Remembering Srebrenica: 25 years on
Countries around the world unite to look back on the events that took place in Bosnia and Herzegovina, resulting in one of the most horrific incidents of mass murder since the Holocaust of World War II.
“Remembering Srebrenica” is a week-long occasion with organised activity occurring in the lead up to 11th July, “Srebrenica Memorial Day”, that marks the beginning of the 1995 Srebrenica Massacre.
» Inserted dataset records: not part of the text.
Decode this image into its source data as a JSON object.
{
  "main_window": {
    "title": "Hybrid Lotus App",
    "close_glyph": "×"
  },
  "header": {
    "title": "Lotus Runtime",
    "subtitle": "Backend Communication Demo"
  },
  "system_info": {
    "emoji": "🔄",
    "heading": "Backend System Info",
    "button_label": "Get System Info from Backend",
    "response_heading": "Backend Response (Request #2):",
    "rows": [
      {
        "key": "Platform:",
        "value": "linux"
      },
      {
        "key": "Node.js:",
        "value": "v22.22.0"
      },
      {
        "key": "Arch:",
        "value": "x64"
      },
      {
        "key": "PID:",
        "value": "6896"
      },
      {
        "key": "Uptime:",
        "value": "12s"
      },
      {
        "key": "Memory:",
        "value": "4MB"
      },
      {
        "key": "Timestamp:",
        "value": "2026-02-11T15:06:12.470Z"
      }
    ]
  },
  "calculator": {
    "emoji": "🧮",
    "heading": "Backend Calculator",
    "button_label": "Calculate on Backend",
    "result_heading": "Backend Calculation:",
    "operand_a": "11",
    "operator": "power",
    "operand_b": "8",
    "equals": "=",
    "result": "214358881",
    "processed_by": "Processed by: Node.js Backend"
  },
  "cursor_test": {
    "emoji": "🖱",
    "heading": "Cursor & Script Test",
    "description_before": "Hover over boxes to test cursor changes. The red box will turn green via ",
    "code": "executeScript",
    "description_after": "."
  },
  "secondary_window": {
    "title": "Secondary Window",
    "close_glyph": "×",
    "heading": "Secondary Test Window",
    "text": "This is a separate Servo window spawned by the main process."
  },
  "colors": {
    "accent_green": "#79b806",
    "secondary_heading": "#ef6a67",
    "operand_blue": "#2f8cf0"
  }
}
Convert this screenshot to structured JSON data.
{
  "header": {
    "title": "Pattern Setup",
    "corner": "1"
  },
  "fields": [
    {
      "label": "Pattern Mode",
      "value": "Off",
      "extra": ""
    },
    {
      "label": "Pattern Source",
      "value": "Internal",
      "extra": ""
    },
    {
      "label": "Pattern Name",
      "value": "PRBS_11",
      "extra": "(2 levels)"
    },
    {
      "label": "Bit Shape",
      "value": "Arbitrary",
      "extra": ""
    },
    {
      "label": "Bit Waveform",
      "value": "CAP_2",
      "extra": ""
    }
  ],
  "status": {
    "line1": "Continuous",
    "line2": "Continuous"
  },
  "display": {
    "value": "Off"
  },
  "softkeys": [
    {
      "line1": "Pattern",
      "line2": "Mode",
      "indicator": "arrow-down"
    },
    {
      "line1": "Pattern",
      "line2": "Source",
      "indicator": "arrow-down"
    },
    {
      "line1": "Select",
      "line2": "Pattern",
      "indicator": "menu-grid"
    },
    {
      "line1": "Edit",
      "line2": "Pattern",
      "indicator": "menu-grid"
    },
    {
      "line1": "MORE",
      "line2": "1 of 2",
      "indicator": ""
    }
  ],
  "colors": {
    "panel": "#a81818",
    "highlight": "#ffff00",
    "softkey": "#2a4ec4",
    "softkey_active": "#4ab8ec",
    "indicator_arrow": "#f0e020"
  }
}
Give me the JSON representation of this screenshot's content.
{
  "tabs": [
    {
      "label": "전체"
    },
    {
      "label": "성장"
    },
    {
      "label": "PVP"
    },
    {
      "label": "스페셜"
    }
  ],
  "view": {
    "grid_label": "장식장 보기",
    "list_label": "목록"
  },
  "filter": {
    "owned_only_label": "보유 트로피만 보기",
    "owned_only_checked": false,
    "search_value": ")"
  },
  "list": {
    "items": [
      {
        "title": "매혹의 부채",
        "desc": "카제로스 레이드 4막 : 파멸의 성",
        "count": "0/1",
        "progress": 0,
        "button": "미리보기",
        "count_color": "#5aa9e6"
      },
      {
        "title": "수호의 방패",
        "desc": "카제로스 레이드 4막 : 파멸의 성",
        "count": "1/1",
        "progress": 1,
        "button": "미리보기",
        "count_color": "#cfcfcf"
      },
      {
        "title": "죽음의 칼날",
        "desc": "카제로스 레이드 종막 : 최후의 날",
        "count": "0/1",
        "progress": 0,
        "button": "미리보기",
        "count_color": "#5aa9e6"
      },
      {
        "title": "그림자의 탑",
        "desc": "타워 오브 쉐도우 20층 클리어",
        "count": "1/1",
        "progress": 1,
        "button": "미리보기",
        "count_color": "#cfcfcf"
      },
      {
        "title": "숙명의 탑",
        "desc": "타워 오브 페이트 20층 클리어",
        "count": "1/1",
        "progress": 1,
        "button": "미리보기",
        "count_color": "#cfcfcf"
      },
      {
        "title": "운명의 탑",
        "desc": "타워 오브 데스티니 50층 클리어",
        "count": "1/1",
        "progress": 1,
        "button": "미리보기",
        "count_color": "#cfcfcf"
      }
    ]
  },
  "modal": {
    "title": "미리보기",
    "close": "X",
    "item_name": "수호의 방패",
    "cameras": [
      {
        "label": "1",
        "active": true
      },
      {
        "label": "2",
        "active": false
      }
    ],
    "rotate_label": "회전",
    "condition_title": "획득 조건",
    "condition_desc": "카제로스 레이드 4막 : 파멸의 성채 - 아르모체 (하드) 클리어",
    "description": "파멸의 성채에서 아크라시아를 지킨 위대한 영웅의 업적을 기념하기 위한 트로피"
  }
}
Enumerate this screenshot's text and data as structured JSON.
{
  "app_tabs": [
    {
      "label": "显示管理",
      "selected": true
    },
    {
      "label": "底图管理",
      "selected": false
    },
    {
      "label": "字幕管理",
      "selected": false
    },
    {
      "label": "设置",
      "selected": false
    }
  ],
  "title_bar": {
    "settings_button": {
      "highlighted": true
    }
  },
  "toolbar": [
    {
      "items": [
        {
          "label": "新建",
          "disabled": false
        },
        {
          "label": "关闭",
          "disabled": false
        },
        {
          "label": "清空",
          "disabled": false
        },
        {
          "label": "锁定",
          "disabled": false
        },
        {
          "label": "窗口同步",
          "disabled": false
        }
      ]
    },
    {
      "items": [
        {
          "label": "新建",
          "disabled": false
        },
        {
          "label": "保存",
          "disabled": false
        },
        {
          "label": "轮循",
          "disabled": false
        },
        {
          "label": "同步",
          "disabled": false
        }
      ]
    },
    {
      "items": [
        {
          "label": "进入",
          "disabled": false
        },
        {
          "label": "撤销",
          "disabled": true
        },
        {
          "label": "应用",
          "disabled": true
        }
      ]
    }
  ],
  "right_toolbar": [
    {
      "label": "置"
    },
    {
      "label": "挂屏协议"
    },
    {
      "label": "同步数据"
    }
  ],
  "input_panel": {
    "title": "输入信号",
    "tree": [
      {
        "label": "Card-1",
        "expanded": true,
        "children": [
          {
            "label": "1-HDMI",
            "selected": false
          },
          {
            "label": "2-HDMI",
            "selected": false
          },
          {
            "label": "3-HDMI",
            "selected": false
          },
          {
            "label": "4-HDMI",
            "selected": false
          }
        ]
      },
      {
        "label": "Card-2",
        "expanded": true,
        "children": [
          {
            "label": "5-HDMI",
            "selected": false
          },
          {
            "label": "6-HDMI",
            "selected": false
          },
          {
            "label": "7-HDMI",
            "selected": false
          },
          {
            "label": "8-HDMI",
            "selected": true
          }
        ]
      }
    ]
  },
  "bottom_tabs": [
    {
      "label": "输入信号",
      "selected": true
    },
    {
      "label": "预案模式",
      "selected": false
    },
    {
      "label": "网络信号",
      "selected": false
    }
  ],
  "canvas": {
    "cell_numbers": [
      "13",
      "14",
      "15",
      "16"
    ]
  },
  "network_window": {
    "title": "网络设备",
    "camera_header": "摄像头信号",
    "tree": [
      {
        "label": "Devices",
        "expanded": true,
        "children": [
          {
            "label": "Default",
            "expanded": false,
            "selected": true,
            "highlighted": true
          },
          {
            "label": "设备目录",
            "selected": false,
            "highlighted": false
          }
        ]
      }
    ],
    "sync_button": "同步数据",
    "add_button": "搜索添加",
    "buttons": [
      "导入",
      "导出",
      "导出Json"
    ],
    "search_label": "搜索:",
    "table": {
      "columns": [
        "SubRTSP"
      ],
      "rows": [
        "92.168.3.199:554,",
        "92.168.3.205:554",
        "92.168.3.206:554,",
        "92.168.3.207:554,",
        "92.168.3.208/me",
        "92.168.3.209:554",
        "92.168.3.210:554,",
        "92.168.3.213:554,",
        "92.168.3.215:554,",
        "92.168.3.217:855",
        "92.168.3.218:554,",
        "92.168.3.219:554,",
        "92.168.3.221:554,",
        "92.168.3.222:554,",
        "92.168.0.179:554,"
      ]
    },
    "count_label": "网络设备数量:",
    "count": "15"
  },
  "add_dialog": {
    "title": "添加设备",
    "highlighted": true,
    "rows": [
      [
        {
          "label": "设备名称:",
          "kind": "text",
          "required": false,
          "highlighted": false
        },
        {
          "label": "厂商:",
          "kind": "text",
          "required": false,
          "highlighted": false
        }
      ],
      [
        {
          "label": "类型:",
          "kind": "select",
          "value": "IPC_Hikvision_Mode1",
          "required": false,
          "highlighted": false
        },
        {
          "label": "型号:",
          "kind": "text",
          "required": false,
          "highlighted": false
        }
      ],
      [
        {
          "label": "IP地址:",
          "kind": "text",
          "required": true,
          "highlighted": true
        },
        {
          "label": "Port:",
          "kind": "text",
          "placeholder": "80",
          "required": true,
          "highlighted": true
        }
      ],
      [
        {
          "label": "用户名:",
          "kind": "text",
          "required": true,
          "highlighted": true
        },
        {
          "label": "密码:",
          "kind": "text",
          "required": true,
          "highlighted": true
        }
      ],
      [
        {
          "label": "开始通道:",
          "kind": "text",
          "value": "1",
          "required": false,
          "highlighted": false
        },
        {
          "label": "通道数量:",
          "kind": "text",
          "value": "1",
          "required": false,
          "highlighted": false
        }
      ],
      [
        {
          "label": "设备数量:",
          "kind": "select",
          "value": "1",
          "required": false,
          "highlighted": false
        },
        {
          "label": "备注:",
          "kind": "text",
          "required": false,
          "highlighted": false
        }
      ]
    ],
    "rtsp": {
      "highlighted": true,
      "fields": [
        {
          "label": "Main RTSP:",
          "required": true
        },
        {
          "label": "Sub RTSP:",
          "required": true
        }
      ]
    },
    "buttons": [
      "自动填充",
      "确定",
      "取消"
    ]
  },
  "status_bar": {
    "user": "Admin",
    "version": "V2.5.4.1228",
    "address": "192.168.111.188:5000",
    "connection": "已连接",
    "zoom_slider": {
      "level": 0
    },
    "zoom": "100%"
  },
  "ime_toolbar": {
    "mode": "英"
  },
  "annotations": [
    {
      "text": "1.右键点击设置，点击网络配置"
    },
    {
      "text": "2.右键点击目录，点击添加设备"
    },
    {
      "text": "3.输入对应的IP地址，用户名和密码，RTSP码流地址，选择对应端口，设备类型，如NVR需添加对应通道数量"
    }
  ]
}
It would last a total of 11 days and more than 8,000 men and boys were murdered on the basis of their ethnicity and religious beliefs. 2020 marks 25 years since the Massacre took place.
The UN Commission of Experts defined ethnic cleansing in 1993 as “rendering an area ethnically homogenous by using force or intimidation to remove persons of given groups from the area.” In other words, the forced movement or eradication of multiple groups of people so that there remains one dominant, ideal group of people within a certain area. Historically, Bosnia-Herzegovina was part of the Socialist Federal Republic of Yugoslavia, and collectively was a multi-ethnic, multi-faith country lead by President Josep Broz Tito. The motto that ruled over Yugoslavia at this time was "Brotherhood and Unity". Before the Bosnian war there were three main ethnic groups living in Bosnia: Bosnian Serbs (Christian Orthodox), Bosniaks (Muslims), Bosnian Croats (Roman Catholic).
After Tito’s death and the decline of Communism, political parties sought to gain power other one another and had differing opinions of the future of Yugoslavia. This eventually resulted in the breakup of Yugoslavia, followed by Slovenia and Croatia declaring their independence in June 1991. Whilst most Bosnians wished to be part of an independent, multi-ethnic country, there were some Bosnian Serbs who wanted to remain part of a Serb dominated Yugoslavia. Bosnian Serb politicians declared their own independent state “Republika Srpska”, with the goal of joining with Serbia to create “GreaterSerbia” – one land for all Serb people. It is at this moment that, the day after being officially recognised as the independent state of Bosnia-Herzegovina in 1992, the Bosnian war began.
Bosnian Serb forces began to force their non-Serbs neighbours out of their homes, with over 2 million people thought to be displaced throughout the duration of the Bosnian War (1992 – 1995). This was achieved through numerous means including persecution, concentration camps, torture, mass murder and sexual violence. The UN declared the province of Srebrenica as a UN “Safe Zone” in response, and over 40,000 mostly Bosnian Muslim refugees fled to Srebrenica to seek refuge. On 11th July 1995, General Ratko Mladić and his Bosnian Serb forces entered the safe zone of Srebrenica, resulting in what is now known as the Srebrenica Massacre.
In Recognition of Remembering Srebrenica, Sunderland City Council will be hosting a private flag raising ceremony to fly the Remembering Srebrenica flag on Friday 10th July, with Smajo Beso from the Remembering Srebrenica charity organisation to deliver the Srebrenica prayer. Footage from this ceremony and further information on the Bosnian Massacre will be shared across our @SunderlandUK Facebook and twitter.
The Remembering Srebrenica charity organisation are also hosting a range of virtual activity throughout this week. You can watch live or revisit previous events through livestream videos available via their twitter and facebook.
- Sunday 5th July, 5pm – In Conversation With: Jasmin Jusufovic, genocide survivor and writer
- Monday 6th July, 2pm – Virtual Exhibition Unveiling: Remnants of Genocide
- Wednesday 8th July, 12pm – Virtual Srebrenica Museum Unveiling: in collaboration with Al Jazeera
- Wednesday 8th July, 6pm – Lessons for the Future: How We Combat Genocide Denial
- Thursday 9th July, 5pm – In Conversation With: Nezdad Avdic, genocide survivor
- Saturday 11th July, 7pm – United Kingdom’s National Commemoration
The Official Remembering Srebrenica Website (linked below) is a great place to learn more about the history of Serbia and Herzegovina, the Bosnian War and Srebrenica Massacre, and the stories and experiences of survivors. Below is a link to the official video in recognition of 25 years since the event. If you are interested in your organisation becoming involved in the annual observance of Remembering Srebrenica, you can sign the Srebrenica Pledge that is also provided below.
Published 08/07/2020 by Rachel Lawson